Thank you for your feedback. If this review is inappropriate, please let us know.
Sorry, we failed to record your vote. Please try again
31 of 33 people found the following review helpful By A Customer on August 15, 1999
Format: Hardcover
The author's comments on the vitriol from the first reviewer of this book reinforce my earlier suspicions about that person's "shadow" agenda. The above "review" is a clear abuse of the privilege offered by Amazon in that it does not refer to the book's content but serves only as a personal whetstone for that individual's puerile and vindictive ax-grinding. It is therefore worthless as a review and should be deleted by the Amazon webmasters. That said, onto the more relevant matter of "Shadow Culture":
Taylor's articulation of the origins and history of one of the three main streams of psychology is an original and highly readable overview of the third stream of alternative spirituality and psychology (the other two being academic and clinical) which, in my 24 years of reading on the subject, has never been so well integrated into one volume. As a historian of Psychology and Psychiatry at Harvard, Taylor is a uniquely qualified "white-water raft guide" through the turbulent waters of these streams.
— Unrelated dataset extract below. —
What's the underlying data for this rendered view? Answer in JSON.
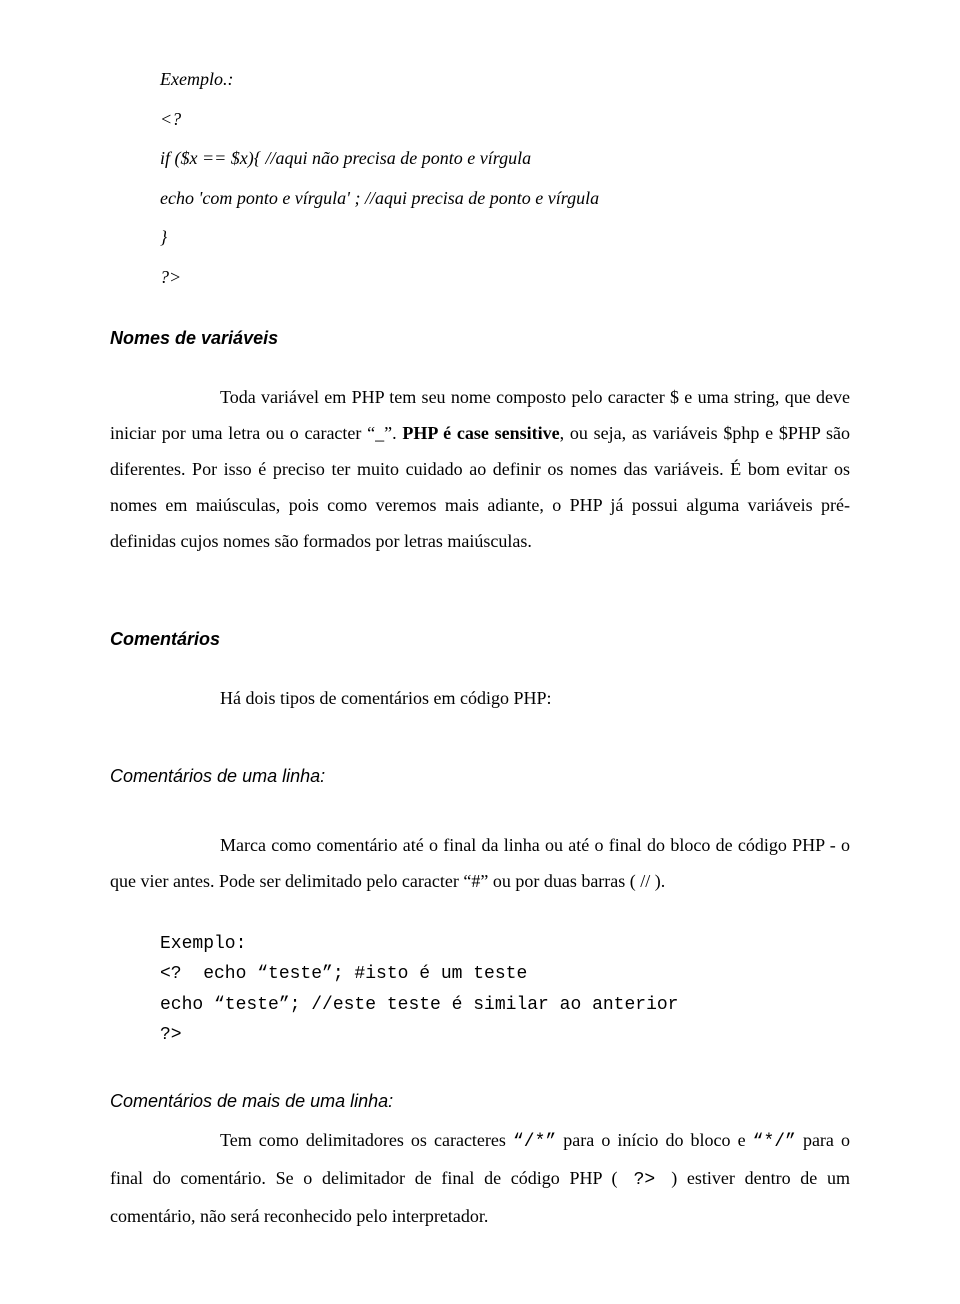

We discover that the so-called New Age did not appear fully formed from the brow of the 1960s, but is merely the third irruption of this stream into our cultural consciousness - this time on a global scale, forming what Maslow called, "a world personality... that can adapt to a variety of different cultures but the essence of which transcends the limits of any given culture." (p.269) The latter part of the book, where Taylor explains the division of Humanistic Psychology into three subparts: Transpersonal Psaychology; Somatic and experiential therapies; and the radical "therapies" from which emerged anti-psychiatry, critical thinking and the human sciences, should be required reading for all psychology students.
Read more ›
Comment Was this review helpful to you? Yes No Sending feedback...
Thank you for your feedback. If this review is inappropriate, please let us know.
Sorry, we failed to record your vote. Please try again
9 of 11 people found the following review helpful By Martin K. Meade, Jr. on May 7, 2006
Format: Paperback
Eugene Taylor offers a great explanation of the shadow culture in America since the first Great Awakening in this book. He explains every aspect of the spiritual history of the United States, including the Quakers, Shakers, Transcendentalists, Swamis, and even the counter-culture of the 1960s. I especially enjoyed the section on the Americanization of the theories of Sigmund Freud and Carl Jung. I recommend this book to anyone with an interest in psychology or religious studies. As a student of both, I found this book to be an excellent mixture of both disciplines.
Comment Was this review helpful to you? Yes No Sending feedback...
Thank you for your feedback. If this review is inappropriate, please let us know.
Sorry, we failed to record your vote. Please try again
Format: Paperback Verified Purchase
It is worth a read. The late Dr. Taylor has written a thoughtful and in-depth account of America's Shadow Culture. Decide for yourself if the book has merit. Don't be misled by the myopia of others.
Comment Was this review helpful to you? Yes No Sending feedback...
Thank you for your feedback. If this review is inappropriate, please let us know.
Sorry, we failed to record your vote. Please try again